And now… A Sleepy-Eyed Book Review of Delivering Happiness: A Path to Profits, Passion, and Purpose
This is a great read. Tony tells stories much like he talks. I heard him speak once while I was in college. He spoke about the corporate culture at Zappos! and how customer service can lead a business to success. Not surprisingly, that’s really what Delivering Happiness is about. Those are his two favorite topics.
The book is structured like an autobiography. The first part of it is actually about his childhood. He has a few cute and anecdotal stories about trying to get rich through a worm farm, a button press mail-order business, and a magic trick mail-order business. And then he progresses to college and pizza, his first company, Link Exchange, and then Venture Frogs, a venture capital firm he started with the money he got from selling Link Exchange, and finally Zappos!. All the while, it’s told in a personal, often wondering, narrative.
Often wondering? Well, as I said, the book is written much like Tony speaks. It has an almost stream of consciousness style to it. He’ll be talking about starting Venture Frongs one moment, then be talking about a really big New Year’s Eve Party the next, end it all with a vignette with a nameless woman who said something eloquent, and be back to Venture Frogs and Zappos! in a few pages. Not that this is a bad thing. Rather it makes the book interesting becuase you’re never sure what you will read about next.
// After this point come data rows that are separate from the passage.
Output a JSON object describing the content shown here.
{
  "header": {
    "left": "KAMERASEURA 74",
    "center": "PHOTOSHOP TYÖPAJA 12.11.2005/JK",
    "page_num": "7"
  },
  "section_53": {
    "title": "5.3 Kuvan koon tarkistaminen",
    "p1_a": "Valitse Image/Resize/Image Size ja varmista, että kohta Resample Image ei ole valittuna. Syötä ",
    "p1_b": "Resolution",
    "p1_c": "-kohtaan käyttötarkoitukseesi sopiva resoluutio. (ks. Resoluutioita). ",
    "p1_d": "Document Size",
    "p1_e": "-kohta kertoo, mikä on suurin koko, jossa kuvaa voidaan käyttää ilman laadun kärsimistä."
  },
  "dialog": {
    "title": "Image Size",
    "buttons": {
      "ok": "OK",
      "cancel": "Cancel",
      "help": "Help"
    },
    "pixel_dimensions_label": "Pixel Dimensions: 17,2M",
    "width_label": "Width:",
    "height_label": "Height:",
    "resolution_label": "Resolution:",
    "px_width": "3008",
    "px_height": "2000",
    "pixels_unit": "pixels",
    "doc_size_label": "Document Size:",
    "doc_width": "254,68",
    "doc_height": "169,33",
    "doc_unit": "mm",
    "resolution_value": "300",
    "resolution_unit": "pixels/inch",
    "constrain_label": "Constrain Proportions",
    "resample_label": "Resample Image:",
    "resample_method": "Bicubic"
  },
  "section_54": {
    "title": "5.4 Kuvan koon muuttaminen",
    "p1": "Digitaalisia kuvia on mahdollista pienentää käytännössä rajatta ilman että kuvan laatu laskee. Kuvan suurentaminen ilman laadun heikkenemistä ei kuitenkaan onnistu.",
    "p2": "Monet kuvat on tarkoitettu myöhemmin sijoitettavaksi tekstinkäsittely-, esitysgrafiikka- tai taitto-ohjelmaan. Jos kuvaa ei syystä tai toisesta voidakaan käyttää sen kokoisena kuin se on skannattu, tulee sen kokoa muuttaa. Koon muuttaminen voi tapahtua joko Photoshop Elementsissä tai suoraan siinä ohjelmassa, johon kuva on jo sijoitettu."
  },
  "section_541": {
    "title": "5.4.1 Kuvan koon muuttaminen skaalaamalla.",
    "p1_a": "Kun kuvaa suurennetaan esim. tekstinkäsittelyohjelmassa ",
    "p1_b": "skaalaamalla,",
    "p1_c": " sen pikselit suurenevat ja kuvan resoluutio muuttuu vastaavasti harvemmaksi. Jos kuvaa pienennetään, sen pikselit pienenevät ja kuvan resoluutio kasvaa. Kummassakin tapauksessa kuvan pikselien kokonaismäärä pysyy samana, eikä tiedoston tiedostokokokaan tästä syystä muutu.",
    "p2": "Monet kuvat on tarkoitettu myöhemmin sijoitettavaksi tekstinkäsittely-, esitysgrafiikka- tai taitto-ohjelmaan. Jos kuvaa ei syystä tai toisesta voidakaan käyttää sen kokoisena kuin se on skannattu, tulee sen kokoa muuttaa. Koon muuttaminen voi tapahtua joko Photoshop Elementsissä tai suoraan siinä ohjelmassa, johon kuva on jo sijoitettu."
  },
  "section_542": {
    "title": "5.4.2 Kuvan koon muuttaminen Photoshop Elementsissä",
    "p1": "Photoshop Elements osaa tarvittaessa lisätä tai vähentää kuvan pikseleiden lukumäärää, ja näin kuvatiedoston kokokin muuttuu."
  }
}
Of course, with a title like “Delivering Happiness,” the book isn’t entirely an autobiography. As Tony mentions in the end, it will likely be used as a handbook for Zappos! employees. He talks a lot about Zappos! once he gets to that stage in his life. It’s not hard to understand why. After reading this book, I have come to see that Zappos! really is Tony Hsieh’s life. He put everything into that company. The book discusses the evolution of the company to its present day, bought-by-Amazon status. He goes in depth into the company’s culture, which is fine by me, since it is fascinating.
Lastly, the book is about a bit more than just Tony’s life or how Zappos! came to be. It’s about how to be happy. The last chapter or so is all about the science of happiness, which we, the readers, can walk away with and apply to our own lives. Pretty nifty.
All in all, I love the book, but it did leave me with one huge question: Tony Hsieh did not start Zappos! That was a man named Nick Swinmurn. Where did he go and how did Tony wind up the CEO?
The people who kindly gave the this book to review asked me to include two links in this post:
- The book’s website: http://www.deliveringhappinessbook.com
- The Amazon linke: http://www.amazon.com/deliveringhappiness
Now go buy the book. I’m going to go turn in to a Zappos! customer.